Dataset rows for apps and sites

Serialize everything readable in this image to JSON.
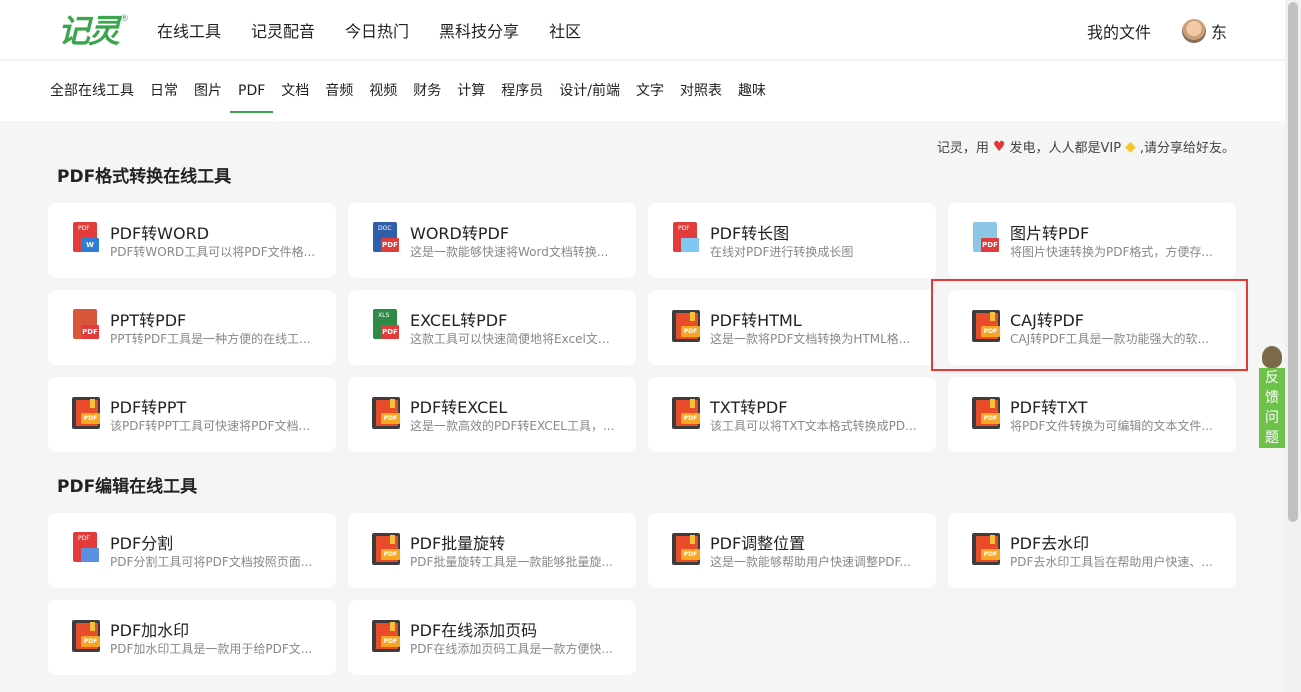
{
  "logo": {
    "text": "记灵",
    "reg": "®"
  },
  "mainnav": [
    "在线工具",
    "记灵配音",
    "今日热门",
    "黑科技分享",
    "社区"
  ],
  "user": {
    "my_files": "我的文件",
    "name": "东"
  },
  "catnav": [
    "全部在线工具",
    "日常",
    "图片",
    "PDF",
    "文档",
    "音频",
    "视频",
    "财务",
    "计算",
    "程序员",
    "设计/前端",
    "文字",
    "对照表",
    "趣味"
  ],
  "notice": {
    "prefix": "记灵，用",
    "mid": "发电，人人都是VIP",
    "suffix": ",请分享给好友。"
  },
  "sections": {
    "convert": {
      "title": "PDF格式转换在线工具",
      "cards": [
        {
          "title": "PDF转WORD",
          "desc": "PDF转WORD工具可以将PDF文件格..."
        },
        {
          "title": "WORD转PDF",
          "desc": "这是一款能够快速将Word文档转换..."
        },
        {
          "title": "PDF转长图",
          "desc": "在线对PDF进行转换成长图"
        },
        {
          "title": "图片转PDF",
          "desc": "将图片快速转换为PDF格式，方便存..."
        },
        {
          "title": "PPT转PDF",
          "desc": "PPT转PDF工具是一种方便的在线工..."
        },
        {
          "title": "EXCEL转PDF",
          "desc": "这款工具可以快速简便地将Excel文件..."
        },
        {
          "title": "PDF转HTML",
          "desc": "这是一款将PDF文档转换为HTML格..."
        },
        {
          "title": "CAJ转PDF",
          "desc": "CAJ转PDF工具是一款功能强大的软..."
        },
        {
          "title": "PDF转PPT",
          "desc": "该PDF转PPT工具可快速将PDF文档..."
        },
        {
          "title": "PDF转EXCEL",
          "desc": "这是一款高效的PDF转EXCEL工具，..."
        },
        {
          "title": "TXT转PDF",
          "desc": "该工具可以将TXT文本格式转换成PD..."
        },
        {
          "title": "PDF转TXT",
          "desc": "将PDF文件转换为可编辑的文本文件..."
        }
      ]
    },
    "edit": {
      "title": "PDF编辑在线工具",
      "cards": [
        {
          "title": "PDF分割",
          "desc": "PDF分割工具可将PDF文档按照页面..."
        },
        {
          "title": "PDF批量旋转",
          "desc": "PDF批量旋转工具是一款能够批量旋..."
        },
        {
          "title": "PDF调整位置",
          "desc": "这是一款能够帮助用户快速调整PDF..."
        },
        {
          "title": "PDF去水印",
          "desc": "PDF去水印工具旨在帮助用户快速、..."
        },
        {
          "title": "PDF加水印",
          "desc": "PDF加水印工具是一款用于给PDF文..."
        },
        {
          "title": "PDF在线添加页码",
          "desc": "PDF在线添加页码工具是一款方便快..."
        }
      ]
    }
  },
  "icon_tags": {
    "pdf": "PDF",
    "w": "W",
    "doc": "DOC",
    "xls": "XLS"
  },
  "feedback": [
    "反",
    "馈",
    "问",
    "题"
  ],
  "colors": {
    "brand_green": "#3aa54c",
    "highlight_red": "#e53935",
    "pdf_red": "#e84c2b",
    "feedback_green": "#6cc24a"
  }
}
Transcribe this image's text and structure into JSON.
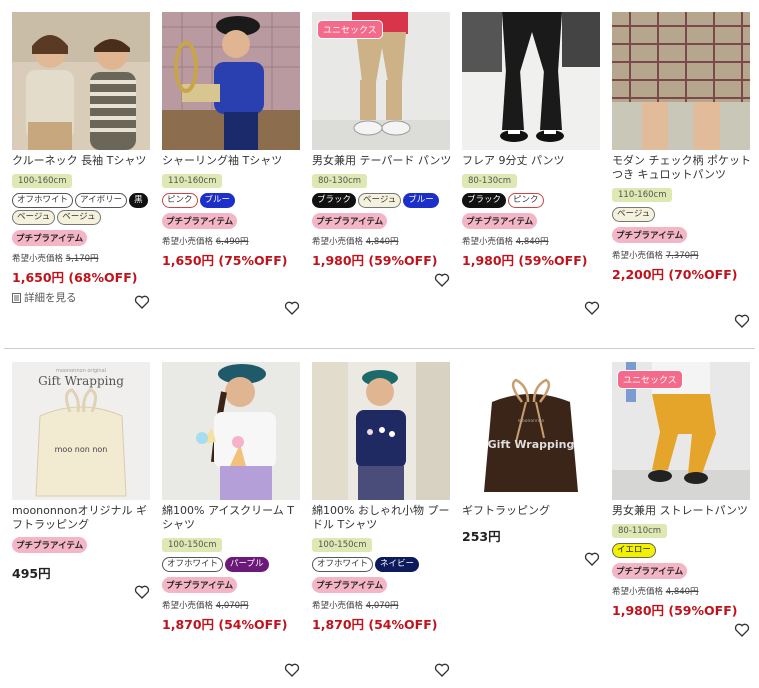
{
  "common": {
    "unisex_label": "ユニセックス",
    "petit_label": "プチプラアイテム",
    "rrp_label": "希望小売価格"
  },
  "products": [
    {
      "name": "クルーネック 長袖 Tシャツ",
      "size": "100-160cm",
      "colors": [
        "オフホワイト",
        "アイボリー",
        "黒",
        "ベージュ",
        "ベージュ"
      ],
      "petit": true,
      "rrp": "5,170円",
      "price": "1,650円 (68%OFF)",
      "detail": "詳細を見る"
    },
    {
      "name": "シャーリング袖 Tシャツ",
      "size": "110-160cm",
      "colors": [
        "ピンク",
        "ブルー"
      ],
      "petit": true,
      "rrp": "6,490円",
      "price": "1,650円 (75%OFF)"
    },
    {
      "name": "男女兼用 テーパード パンツ",
      "size": "80-130cm",
      "colors": [
        "ブラック",
        "ベージュ",
        "ブルー"
      ],
      "petit": true,
      "rrp": "4,840円",
      "price": "1,980円 (59%OFF)",
      "unisex": true
    },
    {
      "name": "フレア 9分丈 パンツ",
      "size": "80-130cm",
      "colors": [
        "ブラック",
        "ピンク"
      ],
      "petit": true,
      "rrp": "4,840円",
      "price": "1,980円 (59%OFF)"
    },
    {
      "name": "モダン チェック柄 ポケットつき キュロットパンツ",
      "size": "110-160cm",
      "colors": [
        "ベージュ"
      ],
      "petit": true,
      "rrp": "7,370円",
      "price": "2,200円 (70%OFF)"
    },
    {
      "name": "moononnonオリジナル ギフトラッピング",
      "petit": true,
      "price": "495円"
    },
    {
      "name": "綿100% アイスクリーム Tシャツ",
      "size": "100-150cm",
      "colors": [
        "オフホワイト",
        "パープル"
      ],
      "petit": true,
      "rrp": "4,070円",
      "price": "1,870円 (54%OFF)"
    },
    {
      "name": "綿100% おしゃれ小物 プードル Tシャツ",
      "size": "100-150cm",
      "colors": [
        "オフホワイト",
        "ネイビー"
      ],
      "petit": true,
      "rrp": "4,070円",
      "price": "1,870円 (54%OFF)"
    },
    {
      "name": "ギフトラッピング",
      "price": "253円"
    },
    {
      "name": "男女兼用 ストレートパンツ",
      "size": "80-110cm",
      "colors": [
        "イエロー"
      ],
      "petit": true,
      "rrp": "4,840円",
      "price": "1,980円 (59%OFF)",
      "unisex": true
    }
  ],
  "images": {
    "gift_wrap_1_brand": "moononnon original",
    "gift_wrap_1_title": "Gift Wrapping",
    "gift_wrap_1_bag": "moo non non",
    "gift_wrap_2_brand": "moononnon",
    "gift_wrap_2_title": "Gift Wrapping"
  }
}
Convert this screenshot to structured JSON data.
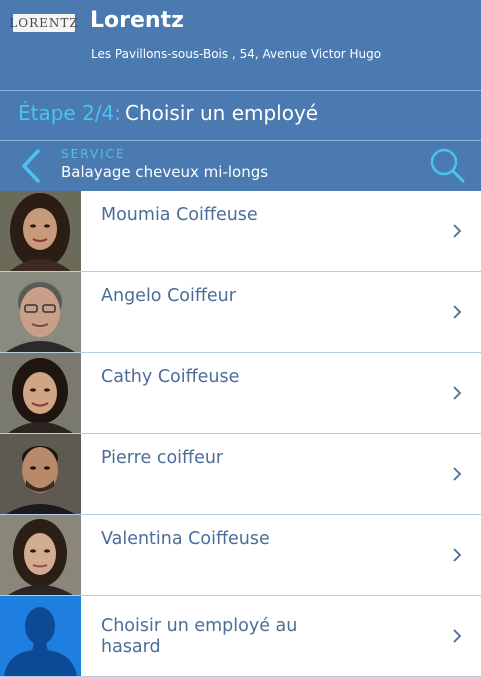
{
  "header": {
    "logo_text": "LORENTZ",
    "salon_name": "Lorentz",
    "address": "Les Pavillons-sous-Bois , 54, Avenue Victor Hugo"
  },
  "step": {
    "prefix": "Étape 2/4:",
    "title": "Choisir un employé"
  },
  "service": {
    "label": "SERVICE",
    "name": "Balayage cheveux mi-longs",
    "back_icon": "chevron-left-icon",
    "search_icon": "search-icon"
  },
  "employees": [
    {
      "name": "Moumia Coiffeuse"
    },
    {
      "name": "Angelo Coiffeur"
    },
    {
      "name": "Cathy Coiffeuse"
    },
    {
      "name": "Pierre coiffeur"
    },
    {
      "name": "Valentina Coiffeuse"
    },
    {
      "name": "Choisir un employé au hasard"
    }
  ],
  "colors": {
    "header_bg": "#4a7ab0",
    "accent": "#49c3f0",
    "name_text": "#4b6d98",
    "random_avatar_bg": "#1f7fe0"
  }
}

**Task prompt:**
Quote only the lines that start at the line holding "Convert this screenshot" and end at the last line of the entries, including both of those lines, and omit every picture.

**Your solution:**
Convert this screenshot to structured JSON data.
{
  "header": {
    "logo_text": "LORENTZ",
    "salon_name": "Lorentz",
    "address": "Les Pavillons-sous-Bois , 54, Avenue Victor Hugo"
  },
  "step": {
    "prefix": "Étape 2/4:",
    "title": "Choisir un employé"
  },
  "service": {
    "label": "SERVICE",
    "name": "Balayage cheveux mi-longs",
    "back_icon": "chevron-left-icon",
    "search_icon": "search-icon"
  },
  "employees": [
    {
      "name": "Moumia Coiffeuse"
    },
    {
      "name": "Angelo Coiffeur"
    },
    {
      "name": "Cathy Coiffeuse"
    },
    {
      "name": "Pierre coiffeur"
    },
    {
      "name": "Valentina Coiffeuse"
    },
    {
      "name": "Choisir un employé au hasard"
    }
  ],
  "colors": {
    "header_bg": "#4a7ab0",
    "accent": "#49c3f0",
    "name_text": "#4b6d98",
    "random_avatar_bg": "#1f7fe0"
  }
}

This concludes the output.